▶ [Data for this exercise]:
+ + + + +

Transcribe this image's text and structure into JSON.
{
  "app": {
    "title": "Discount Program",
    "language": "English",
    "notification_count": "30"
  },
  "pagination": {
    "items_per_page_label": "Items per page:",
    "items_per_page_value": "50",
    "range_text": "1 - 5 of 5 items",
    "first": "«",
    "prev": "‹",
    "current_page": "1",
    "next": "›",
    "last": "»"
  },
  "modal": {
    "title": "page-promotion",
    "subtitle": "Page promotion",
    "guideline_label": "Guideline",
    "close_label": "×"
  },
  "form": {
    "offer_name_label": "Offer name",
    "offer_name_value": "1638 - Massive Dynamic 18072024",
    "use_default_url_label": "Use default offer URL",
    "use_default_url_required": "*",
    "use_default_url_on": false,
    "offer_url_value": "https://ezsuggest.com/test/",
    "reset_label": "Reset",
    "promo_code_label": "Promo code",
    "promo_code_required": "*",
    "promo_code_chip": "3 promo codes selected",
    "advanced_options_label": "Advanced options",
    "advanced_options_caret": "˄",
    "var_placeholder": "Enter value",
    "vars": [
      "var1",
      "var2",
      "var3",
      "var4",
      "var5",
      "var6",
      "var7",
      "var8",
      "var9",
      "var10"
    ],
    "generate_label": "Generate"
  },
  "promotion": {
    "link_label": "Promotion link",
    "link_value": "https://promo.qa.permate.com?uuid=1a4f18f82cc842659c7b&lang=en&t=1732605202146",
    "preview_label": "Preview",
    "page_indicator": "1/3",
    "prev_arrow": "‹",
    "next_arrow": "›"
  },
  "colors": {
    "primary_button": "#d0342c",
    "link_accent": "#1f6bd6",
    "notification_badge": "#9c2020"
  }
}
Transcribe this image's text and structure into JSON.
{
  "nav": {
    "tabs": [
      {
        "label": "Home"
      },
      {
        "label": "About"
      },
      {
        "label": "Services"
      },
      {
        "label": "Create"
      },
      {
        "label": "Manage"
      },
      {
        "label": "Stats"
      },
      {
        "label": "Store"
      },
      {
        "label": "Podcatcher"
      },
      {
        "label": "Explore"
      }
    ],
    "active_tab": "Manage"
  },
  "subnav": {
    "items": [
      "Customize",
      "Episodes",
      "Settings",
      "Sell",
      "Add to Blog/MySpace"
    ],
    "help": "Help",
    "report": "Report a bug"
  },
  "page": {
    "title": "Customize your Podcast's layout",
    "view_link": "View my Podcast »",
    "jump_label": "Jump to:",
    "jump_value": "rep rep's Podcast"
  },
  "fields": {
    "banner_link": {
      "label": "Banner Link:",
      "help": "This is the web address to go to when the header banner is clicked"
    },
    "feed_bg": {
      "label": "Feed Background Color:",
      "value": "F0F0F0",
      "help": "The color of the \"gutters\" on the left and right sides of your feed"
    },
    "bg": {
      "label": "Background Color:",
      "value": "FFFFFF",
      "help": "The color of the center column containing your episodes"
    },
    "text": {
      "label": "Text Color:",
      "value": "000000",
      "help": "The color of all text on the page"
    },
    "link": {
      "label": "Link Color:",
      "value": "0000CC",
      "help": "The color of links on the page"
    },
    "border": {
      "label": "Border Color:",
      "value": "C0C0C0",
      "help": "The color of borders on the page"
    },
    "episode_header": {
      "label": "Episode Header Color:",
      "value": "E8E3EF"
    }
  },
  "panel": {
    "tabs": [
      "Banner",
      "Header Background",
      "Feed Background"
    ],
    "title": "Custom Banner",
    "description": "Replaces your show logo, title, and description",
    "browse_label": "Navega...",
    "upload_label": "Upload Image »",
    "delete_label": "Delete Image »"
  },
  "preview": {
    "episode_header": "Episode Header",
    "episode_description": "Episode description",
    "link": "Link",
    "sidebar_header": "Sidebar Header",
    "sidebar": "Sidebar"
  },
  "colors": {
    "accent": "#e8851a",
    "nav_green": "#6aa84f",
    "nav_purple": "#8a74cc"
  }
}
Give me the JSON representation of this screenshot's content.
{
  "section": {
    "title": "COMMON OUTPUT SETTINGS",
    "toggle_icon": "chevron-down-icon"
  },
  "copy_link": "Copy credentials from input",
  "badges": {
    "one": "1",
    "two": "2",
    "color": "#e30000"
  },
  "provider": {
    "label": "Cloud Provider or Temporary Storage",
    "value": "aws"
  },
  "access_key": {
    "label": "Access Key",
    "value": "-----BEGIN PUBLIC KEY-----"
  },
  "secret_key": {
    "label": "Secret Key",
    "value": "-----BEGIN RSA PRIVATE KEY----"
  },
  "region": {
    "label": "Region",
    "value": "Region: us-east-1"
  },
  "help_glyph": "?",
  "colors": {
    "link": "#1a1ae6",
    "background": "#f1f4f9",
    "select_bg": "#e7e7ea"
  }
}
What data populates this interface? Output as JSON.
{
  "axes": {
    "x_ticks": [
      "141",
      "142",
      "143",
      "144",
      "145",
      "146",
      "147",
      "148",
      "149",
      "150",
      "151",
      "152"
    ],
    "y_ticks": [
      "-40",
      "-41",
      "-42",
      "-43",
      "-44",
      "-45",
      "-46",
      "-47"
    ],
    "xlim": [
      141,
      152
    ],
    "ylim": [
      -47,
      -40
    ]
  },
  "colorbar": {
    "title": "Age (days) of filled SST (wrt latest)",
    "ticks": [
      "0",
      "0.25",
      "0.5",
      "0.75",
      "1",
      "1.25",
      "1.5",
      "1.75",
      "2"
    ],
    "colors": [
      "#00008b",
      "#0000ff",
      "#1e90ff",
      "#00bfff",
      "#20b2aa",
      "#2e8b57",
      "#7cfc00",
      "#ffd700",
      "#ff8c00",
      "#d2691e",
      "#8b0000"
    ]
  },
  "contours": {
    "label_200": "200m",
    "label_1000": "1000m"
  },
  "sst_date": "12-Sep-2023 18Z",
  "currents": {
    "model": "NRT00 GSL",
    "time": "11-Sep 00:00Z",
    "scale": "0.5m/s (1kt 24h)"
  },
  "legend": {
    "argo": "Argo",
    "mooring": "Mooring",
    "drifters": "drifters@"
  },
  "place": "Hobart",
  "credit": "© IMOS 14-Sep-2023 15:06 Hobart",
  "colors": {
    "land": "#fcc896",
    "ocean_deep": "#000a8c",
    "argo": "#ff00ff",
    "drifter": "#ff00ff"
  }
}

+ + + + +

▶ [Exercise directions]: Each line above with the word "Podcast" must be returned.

▶ [Reply to the exercise]:
    "title": "Customize your Podcast's layout",
    "view_link": "View my Podcast »",
    "jump_value": "rep rep's Podcast"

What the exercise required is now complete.